* [Directions]:
For this exercise, copy each line of the records that contains the word "icon".

(Data about app and page elements)

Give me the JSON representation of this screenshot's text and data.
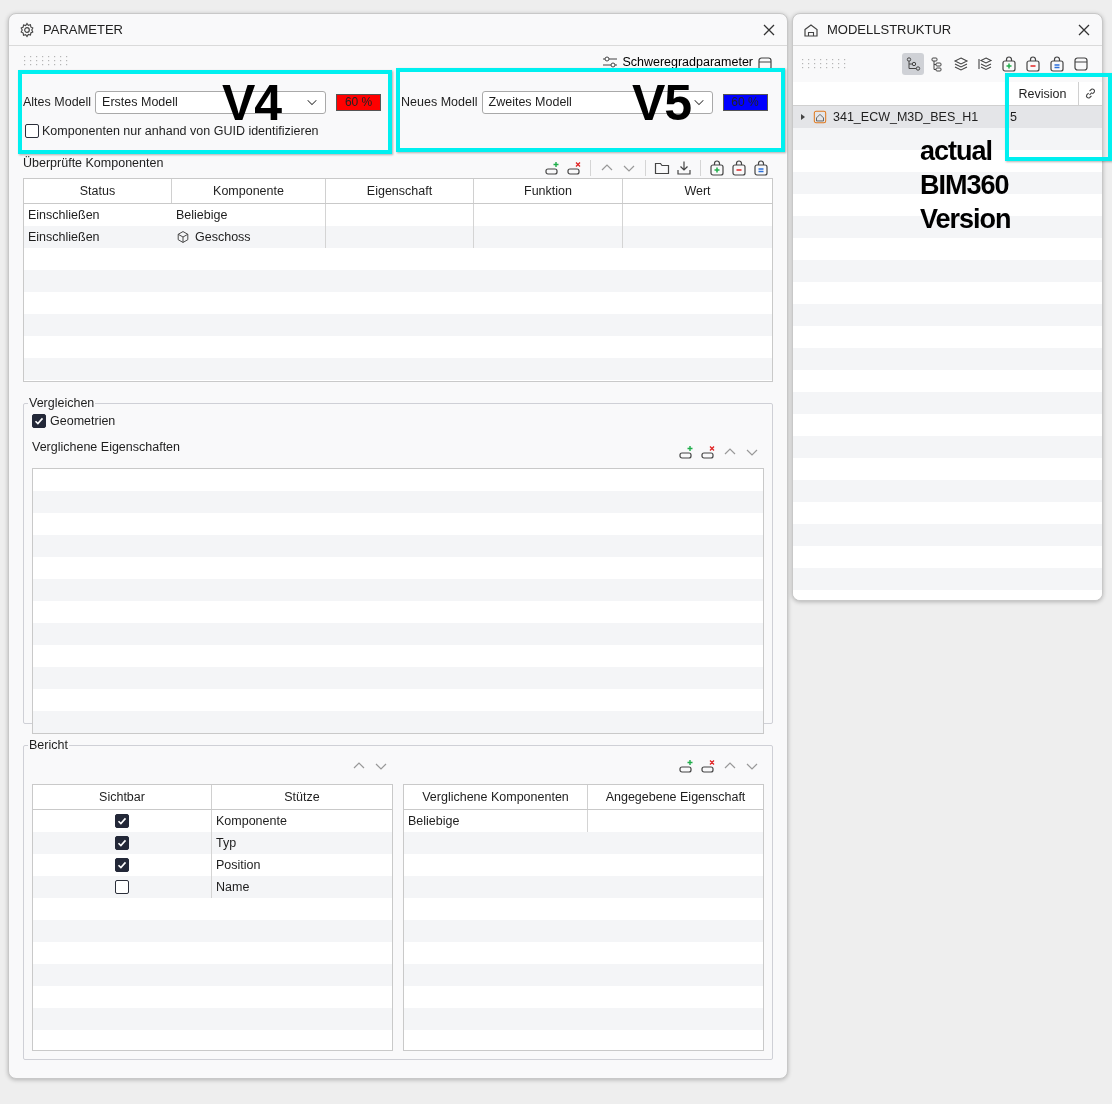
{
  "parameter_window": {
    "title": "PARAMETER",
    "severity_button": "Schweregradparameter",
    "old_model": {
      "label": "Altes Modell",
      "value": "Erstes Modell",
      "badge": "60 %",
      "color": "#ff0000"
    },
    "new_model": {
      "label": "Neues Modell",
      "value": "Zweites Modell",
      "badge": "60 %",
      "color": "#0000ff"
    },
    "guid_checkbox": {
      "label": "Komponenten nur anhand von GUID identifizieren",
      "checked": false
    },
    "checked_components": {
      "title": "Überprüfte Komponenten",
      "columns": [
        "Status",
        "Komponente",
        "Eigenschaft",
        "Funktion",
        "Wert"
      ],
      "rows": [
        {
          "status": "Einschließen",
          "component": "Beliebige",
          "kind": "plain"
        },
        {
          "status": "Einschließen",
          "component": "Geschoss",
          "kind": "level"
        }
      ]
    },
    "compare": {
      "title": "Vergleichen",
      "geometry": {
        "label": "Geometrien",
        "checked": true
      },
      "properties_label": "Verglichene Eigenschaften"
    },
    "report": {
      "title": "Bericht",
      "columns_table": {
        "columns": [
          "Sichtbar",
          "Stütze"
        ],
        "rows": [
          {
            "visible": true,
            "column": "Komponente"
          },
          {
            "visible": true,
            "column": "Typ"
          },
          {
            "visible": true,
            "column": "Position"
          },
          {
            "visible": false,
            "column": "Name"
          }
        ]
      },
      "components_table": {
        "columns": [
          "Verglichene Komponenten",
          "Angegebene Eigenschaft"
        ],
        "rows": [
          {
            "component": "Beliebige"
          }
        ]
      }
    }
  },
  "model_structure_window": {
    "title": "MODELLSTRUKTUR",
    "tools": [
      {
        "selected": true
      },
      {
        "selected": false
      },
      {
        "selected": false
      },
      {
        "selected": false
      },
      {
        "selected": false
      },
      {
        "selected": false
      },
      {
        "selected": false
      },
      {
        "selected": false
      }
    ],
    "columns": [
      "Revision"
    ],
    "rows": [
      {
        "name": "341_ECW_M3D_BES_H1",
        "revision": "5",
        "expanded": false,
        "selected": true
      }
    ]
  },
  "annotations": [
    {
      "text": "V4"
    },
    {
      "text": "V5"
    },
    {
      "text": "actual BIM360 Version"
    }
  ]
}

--

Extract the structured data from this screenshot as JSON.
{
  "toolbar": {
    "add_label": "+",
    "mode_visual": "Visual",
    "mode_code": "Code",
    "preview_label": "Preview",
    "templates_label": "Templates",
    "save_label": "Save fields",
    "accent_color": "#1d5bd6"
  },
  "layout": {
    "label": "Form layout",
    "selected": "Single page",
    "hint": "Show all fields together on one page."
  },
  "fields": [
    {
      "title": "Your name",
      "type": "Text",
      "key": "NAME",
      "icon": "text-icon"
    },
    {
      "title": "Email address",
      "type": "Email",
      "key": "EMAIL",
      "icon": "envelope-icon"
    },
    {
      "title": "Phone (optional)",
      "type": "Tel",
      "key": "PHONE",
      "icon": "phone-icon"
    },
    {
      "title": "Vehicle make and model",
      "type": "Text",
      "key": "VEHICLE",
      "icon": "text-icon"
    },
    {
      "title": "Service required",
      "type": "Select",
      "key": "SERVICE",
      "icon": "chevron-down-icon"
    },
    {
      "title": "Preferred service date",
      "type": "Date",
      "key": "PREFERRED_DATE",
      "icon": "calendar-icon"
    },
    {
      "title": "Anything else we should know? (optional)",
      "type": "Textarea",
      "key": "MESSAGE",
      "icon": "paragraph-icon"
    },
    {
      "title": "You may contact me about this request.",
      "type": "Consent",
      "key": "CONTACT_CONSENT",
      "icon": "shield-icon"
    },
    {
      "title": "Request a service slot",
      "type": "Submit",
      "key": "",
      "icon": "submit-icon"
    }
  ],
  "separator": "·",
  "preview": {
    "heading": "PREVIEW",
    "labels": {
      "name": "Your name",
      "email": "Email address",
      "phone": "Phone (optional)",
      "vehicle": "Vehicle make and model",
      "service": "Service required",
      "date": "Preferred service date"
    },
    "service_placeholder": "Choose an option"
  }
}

* [Result for this exercise]:
      "icon": "text-icon"
      "icon": "envelope-icon"
      "icon": "phone-icon"
      "icon": "text-icon"
      "icon": "chevron-down-icon"
      "icon": "calendar-icon"
      "icon": "paragraph-icon"
      "icon": "shield-icon"
      "icon": "submit-icon"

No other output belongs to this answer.